Work task. Please report each line in the material below that includes "title".

Stored data.
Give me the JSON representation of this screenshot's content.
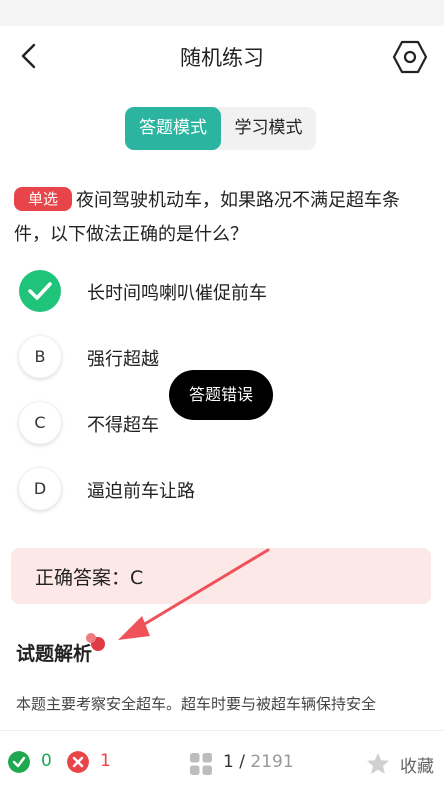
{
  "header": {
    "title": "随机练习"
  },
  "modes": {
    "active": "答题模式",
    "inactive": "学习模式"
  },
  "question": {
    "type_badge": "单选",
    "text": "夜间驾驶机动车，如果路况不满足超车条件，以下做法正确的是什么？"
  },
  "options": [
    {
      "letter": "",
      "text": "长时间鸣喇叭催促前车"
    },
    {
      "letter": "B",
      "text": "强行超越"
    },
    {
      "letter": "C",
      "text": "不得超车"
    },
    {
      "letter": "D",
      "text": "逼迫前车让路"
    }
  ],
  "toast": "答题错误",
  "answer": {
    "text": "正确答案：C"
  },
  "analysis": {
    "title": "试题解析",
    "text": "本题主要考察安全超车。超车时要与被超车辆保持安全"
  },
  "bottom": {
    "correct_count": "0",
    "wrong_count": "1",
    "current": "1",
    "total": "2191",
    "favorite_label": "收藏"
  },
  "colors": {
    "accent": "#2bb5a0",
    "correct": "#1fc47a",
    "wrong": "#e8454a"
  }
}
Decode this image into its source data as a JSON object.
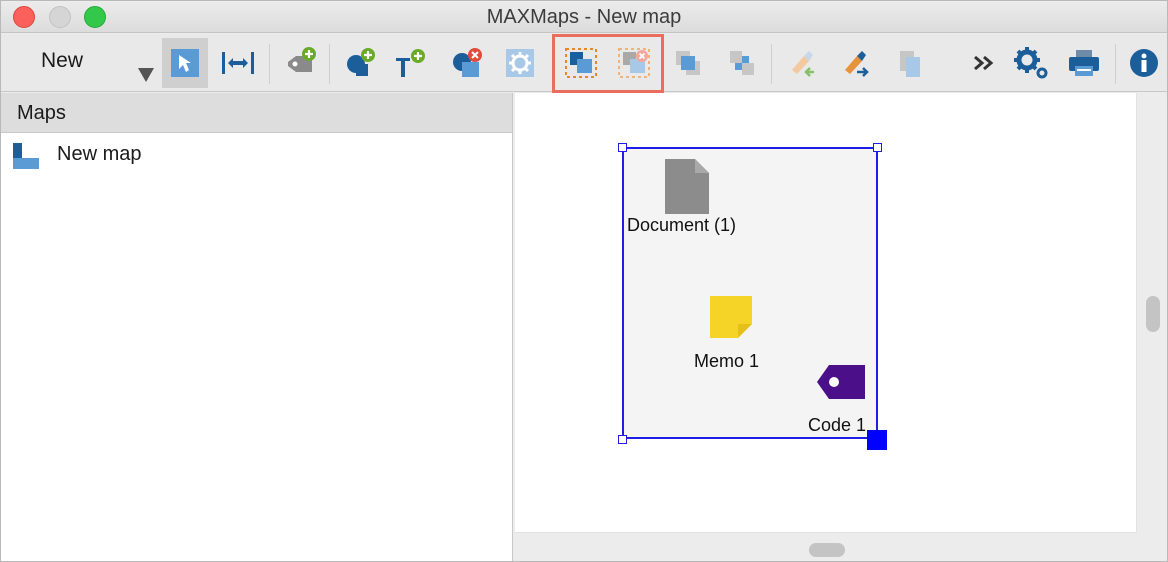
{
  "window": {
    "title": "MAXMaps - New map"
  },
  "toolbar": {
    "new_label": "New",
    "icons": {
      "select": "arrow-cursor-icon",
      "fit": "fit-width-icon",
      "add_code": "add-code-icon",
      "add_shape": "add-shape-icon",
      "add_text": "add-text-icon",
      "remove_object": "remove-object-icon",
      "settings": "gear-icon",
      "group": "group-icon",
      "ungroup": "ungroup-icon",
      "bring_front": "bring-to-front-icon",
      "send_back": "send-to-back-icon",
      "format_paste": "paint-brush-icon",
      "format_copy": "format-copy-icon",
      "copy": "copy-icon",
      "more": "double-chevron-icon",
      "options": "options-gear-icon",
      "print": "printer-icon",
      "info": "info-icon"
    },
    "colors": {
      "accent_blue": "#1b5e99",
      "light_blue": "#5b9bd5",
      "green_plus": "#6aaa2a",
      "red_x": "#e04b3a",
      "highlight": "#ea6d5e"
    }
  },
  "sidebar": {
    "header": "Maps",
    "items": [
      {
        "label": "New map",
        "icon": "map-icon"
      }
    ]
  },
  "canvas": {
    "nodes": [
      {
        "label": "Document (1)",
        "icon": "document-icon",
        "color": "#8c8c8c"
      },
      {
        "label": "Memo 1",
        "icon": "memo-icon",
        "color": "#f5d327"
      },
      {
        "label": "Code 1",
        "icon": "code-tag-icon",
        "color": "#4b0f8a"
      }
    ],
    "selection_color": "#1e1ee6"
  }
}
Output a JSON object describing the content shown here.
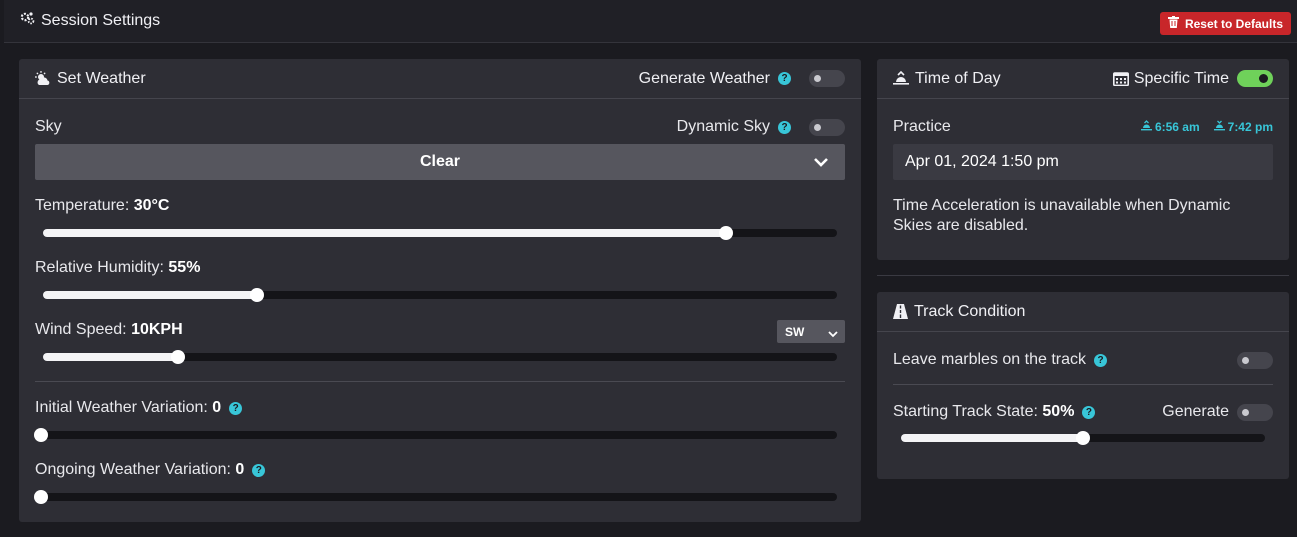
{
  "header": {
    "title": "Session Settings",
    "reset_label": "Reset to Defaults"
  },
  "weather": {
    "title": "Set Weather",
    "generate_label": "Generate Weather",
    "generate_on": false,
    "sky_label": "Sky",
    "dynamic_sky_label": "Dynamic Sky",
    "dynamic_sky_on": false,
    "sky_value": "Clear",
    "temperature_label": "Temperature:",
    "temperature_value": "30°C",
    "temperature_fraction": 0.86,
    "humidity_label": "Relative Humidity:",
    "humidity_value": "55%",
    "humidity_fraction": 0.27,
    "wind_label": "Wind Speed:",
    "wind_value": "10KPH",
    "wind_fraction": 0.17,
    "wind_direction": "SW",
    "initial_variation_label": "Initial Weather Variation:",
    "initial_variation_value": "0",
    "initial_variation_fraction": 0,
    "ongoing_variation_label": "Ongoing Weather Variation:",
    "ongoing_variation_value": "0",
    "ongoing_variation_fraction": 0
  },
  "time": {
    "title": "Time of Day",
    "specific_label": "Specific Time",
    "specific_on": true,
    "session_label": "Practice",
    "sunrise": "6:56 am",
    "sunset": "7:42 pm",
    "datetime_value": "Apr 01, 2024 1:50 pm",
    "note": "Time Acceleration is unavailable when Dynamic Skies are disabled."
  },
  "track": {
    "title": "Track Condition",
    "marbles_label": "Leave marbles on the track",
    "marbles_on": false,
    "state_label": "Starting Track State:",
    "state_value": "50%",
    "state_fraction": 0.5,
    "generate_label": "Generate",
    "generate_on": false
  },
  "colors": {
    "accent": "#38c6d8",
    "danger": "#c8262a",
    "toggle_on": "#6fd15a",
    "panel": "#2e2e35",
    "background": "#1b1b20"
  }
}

Response for this exercise.
    "title": "随机练习"
    "title": "试题解析",
    "title": "MAXMaps - New map"
    "title": "Session Settings",
    "title": "Set Weather",
    "title": "Time of Day",
    "title": "Track Condition",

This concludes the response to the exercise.